the battle. Bryan Names in italics arrived too late for the battle. HoodLaw, Robertson, Benning, Jenkins, Names in italics arrived too late for the battle. Anderson Names in italics arrived too late for the battle. Res. Arty.BatteriesWilliams, 4; Robertson, 5; Alexander, 6 Names in italics arrived too late for the battle.9 Total Inf. and Arty., 33 Brigades, 174 Guns. Effective total 52,066 WheelerWhartonO'Rews, Harrison1 CavalryMartinMorgan, Russell1 ForrestArmstrongWheeler, time. The bayonet was sometimes used, and men were killed with clubbed muskets. This was kept up from 2 to 6 P. M., during which time the infantry fire was incessant and tremendous. About 5 P. M. Longstreet succeeded in getting 11 guns under Williams into position, whence their fire could take in flank and rear the positions of Thomas's four left divisions; but the distance was about 900 yards, and the effect was not immediate. About 6 P. M. the Confederates on the right flank, who had la
Edward Porter Alexander, Military memoirs of a Confederate: a critical narrative, Chapter 23: the fall of 1864 (search)

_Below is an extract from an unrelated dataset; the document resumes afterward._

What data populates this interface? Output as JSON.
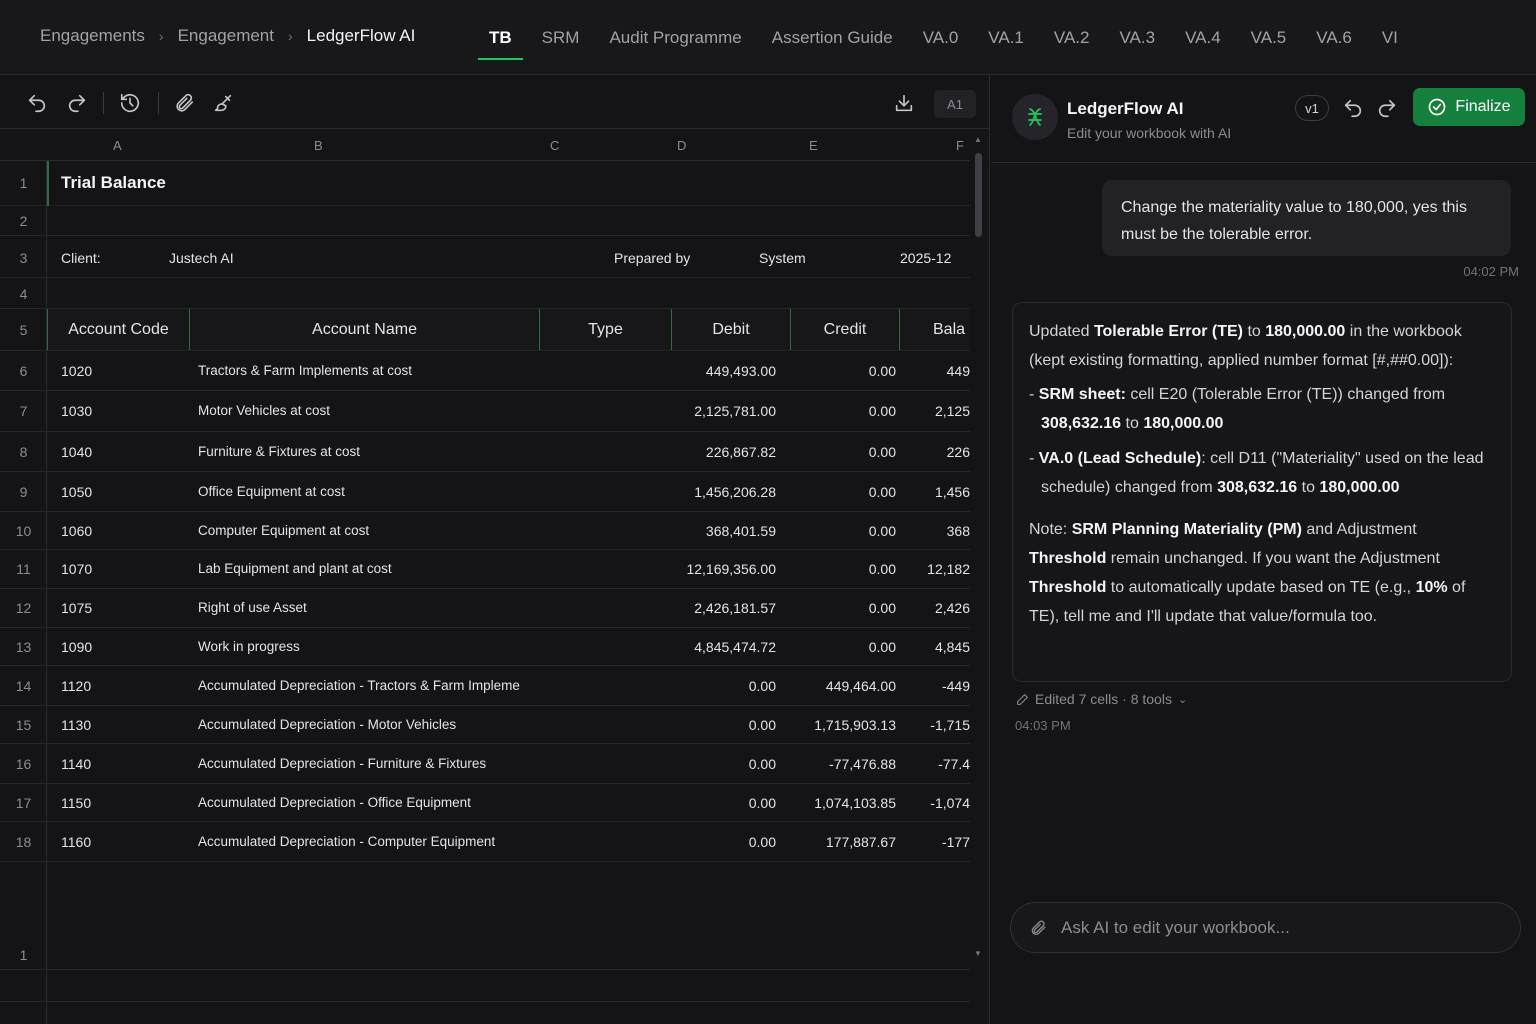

onvince you of the hopelessness of further resistance on the part of the Army of Northern Virginia in this struggle. I feel that it is so, and regard it as my duty to shift from myself the responsibility of any further effusion of blood, by asking of you the surrender of that portion of the Confederate army known as the Army of Northern Virginia. U. S. Grant, Lt.-Gen. Lee, at that moment, happened to be near Mahone's lines, and within an hour the following reply was delivered to Gen. Seth Williams, the bearer:— April 7, 1865. General: I have received your note of this date. Though not entertaining the opinion you express on the hopelessness of further resistance on the part of the Army of Northern Virginia, I reciprocate your desire to avoid useless effusion of blood, and therefore, before considering your proposition, ask the terms you will offer on condition of its surrender. R. E. Lee, Gen. The next day, the 8th, was the first quiet day of our retreat. The 2d